When I walk into my bank, whether I’m making a deposit or there to actually speak with a banker, I see several people I can talk to by name. Growing up, I thought that was the case with everyone: my parents and my grandparents know all of their bankers by name and even something as simple as filling out a deposit slip is accompanied by asking about one another’s kids and other catching up. That sort of relationship can make a difference in your personal finances in any number of ways.
I’ve seen it play out numerous ways: My grandfather is in real estate and has taken out any number of loans from his bank. He typically pays them back very quickly, to the point that he’s built a reputation for it beyond his credit score.
So when he had a deal that he needed to move quickly on, his bank was willing to expedite a loan to the point that they had him sign a boiler-plate form, cut him a check and told him to come back after the deal was done to finish the rest of the paperwork.

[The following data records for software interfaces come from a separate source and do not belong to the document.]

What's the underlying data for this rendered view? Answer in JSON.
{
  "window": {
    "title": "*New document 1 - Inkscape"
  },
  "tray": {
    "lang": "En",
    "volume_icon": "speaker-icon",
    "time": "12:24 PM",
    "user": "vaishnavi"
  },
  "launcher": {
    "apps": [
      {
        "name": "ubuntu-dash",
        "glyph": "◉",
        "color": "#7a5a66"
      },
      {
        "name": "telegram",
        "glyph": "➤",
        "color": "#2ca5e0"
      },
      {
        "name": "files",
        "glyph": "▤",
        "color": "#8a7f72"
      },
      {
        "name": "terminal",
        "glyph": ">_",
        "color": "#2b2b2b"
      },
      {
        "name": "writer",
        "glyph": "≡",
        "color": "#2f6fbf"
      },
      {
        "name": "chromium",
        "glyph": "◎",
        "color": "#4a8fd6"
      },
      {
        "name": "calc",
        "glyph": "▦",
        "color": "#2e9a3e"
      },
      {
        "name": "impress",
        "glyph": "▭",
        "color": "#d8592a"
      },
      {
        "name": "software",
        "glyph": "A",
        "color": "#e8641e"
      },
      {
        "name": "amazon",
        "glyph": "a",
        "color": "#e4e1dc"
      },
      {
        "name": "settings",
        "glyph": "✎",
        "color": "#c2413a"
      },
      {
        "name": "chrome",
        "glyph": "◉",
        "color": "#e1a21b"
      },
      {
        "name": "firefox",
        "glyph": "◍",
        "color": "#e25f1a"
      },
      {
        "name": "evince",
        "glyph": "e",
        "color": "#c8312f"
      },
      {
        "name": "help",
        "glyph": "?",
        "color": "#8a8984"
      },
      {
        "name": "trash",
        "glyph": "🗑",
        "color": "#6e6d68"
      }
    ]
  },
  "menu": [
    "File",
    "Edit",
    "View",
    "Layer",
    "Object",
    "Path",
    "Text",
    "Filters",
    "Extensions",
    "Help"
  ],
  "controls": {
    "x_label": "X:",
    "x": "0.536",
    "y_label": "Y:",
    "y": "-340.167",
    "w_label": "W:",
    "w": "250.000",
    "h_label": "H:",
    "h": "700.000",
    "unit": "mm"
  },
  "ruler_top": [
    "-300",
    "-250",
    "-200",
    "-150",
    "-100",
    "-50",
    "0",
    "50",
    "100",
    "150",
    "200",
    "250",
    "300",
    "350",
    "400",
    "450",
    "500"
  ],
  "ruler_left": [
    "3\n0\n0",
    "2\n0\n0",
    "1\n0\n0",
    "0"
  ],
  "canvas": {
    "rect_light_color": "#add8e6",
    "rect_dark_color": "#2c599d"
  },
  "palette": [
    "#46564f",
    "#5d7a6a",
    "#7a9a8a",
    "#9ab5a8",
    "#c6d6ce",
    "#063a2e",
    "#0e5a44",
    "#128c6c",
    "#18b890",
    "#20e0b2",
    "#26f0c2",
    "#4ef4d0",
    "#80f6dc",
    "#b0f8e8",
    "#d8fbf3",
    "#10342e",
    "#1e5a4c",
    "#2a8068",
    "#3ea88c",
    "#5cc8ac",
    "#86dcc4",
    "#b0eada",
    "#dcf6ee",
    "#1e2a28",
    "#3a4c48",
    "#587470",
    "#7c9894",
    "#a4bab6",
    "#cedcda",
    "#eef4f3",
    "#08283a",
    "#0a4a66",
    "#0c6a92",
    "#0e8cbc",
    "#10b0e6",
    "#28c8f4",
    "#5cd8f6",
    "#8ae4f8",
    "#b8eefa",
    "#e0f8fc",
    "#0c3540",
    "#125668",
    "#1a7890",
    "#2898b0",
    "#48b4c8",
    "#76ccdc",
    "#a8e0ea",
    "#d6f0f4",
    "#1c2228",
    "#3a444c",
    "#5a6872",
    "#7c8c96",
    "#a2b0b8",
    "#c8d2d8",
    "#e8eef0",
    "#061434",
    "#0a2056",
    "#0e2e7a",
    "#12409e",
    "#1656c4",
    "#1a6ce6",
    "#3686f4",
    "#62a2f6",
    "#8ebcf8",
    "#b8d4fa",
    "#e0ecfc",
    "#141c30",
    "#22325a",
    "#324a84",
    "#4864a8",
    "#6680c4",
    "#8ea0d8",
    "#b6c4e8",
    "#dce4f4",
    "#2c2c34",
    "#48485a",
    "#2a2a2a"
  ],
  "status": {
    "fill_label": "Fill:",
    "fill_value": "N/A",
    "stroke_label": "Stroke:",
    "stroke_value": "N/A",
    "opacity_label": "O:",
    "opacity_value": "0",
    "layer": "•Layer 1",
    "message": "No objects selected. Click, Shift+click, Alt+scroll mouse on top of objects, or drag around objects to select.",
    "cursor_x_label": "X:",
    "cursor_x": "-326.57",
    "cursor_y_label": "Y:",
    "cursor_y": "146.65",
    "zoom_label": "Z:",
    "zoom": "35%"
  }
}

It’s unlikely that you’ll be in need of a similar loan on any given day, but building a long-term relationship with your bank — and individual bankers in particular — can pay off equally well. A personal connection can make a difference in the interest rate on a mortgage or enable your banker to recommend better account choices for a business. The possibilities are endless, but how do you actually build that relationship?
Pick a banker you can be friends with
While the standard rates at a bank are usually a deciding factor on where you deposit your money, it’s worth getting a feel for the sort of people who work there before opening an account.
There are always opportunities for better deals available to loyal companies if you’ve been with a bank for a while, but establishing a professional relationship with an individual or an institution that you can’t enjoy doing business with is hard to fix.
If you know that the corporate level of a particular bank is going to turn you off of working with the individuals at your local branches, it’s likely to be worth while going to another bank, even if it means that the costs of having an account are a little higher. Consider the fact that a bank that is difficult to work with will cost you your valuable time — and it’s entirely possible that those lower apparent costs are supported by higher fees or poorer service.
There’s a certain sense that it’s harder to find people to connect with in big banks, but, if you’re willing to commit yourself to mostly going to one branch and going inside (rather than through the drive-thru or the ATM) fairly regularly, you can build connections even at the biggest institutions.
Think about your long-term needs
On average, most of us only interact with the tellers when we go into the bank. But while tellers can do helpful things like waive fees, they don’t do a lot more than manage how money goes in and out of your account. If you’re going to need a mortgage or loan down the road — maybe opening a new business or buying a house is in your future, it’s worthwhile to make a connection with the other folks at your bank.
Such a relationship can start the day you open a new account. Talking about your future plans during the paperwork can give you insights on what you may need to consider for your future banking needs, as well as discuss what financial products at the bank will best serve you.
Of course, you can always come back and ask a banker questions later — but getting a good idea of what kind of help you can get at the bank is a good way to start building a professional relationship. It can provide an easy starting point for someone who’s shy or otherwise not sure how to get the ball rolling.
It’s also important to keep building on that connection – while you may not be best friends with your banker, you want to be recognisable as a loyal customer. The worst situation you could face is going to your bank to ask for some help and have the person on the other side of the desk ask if you are a customer.
It’s got to be personal
In this day and age, actually going into the bank is becoming a rare occurrence. You can handle your bank account online, at an ATM or through a drive-thru, without needing to interact with real people. Furthermore, banks encourage us to do as much electronically as possible – it’s cheaper for them if they don’t have to keep as many tellers and bankers on staff.
But that personal interaction can be very useful. We’re always predisposed to be more willing to risk money on someone we feel we know and we like giving better deals to people who we see as friends.
The same holds true for bankers.
Building a personal connection may not be particularly convenient, but it can be worthwhile. Getting a teller you know to fix a mistake on your account can take a matter of minutes – doing it over the phone can mean fifteen minutes on the line before you even get to talk to a real person.
When you get into considerations like the fact that you may be able to get a lower interest rate on a mortgage when you go to the banker you know than when you type in numbers in an online form, the financial considerations can add up quickly. It’s almost always worth the effort.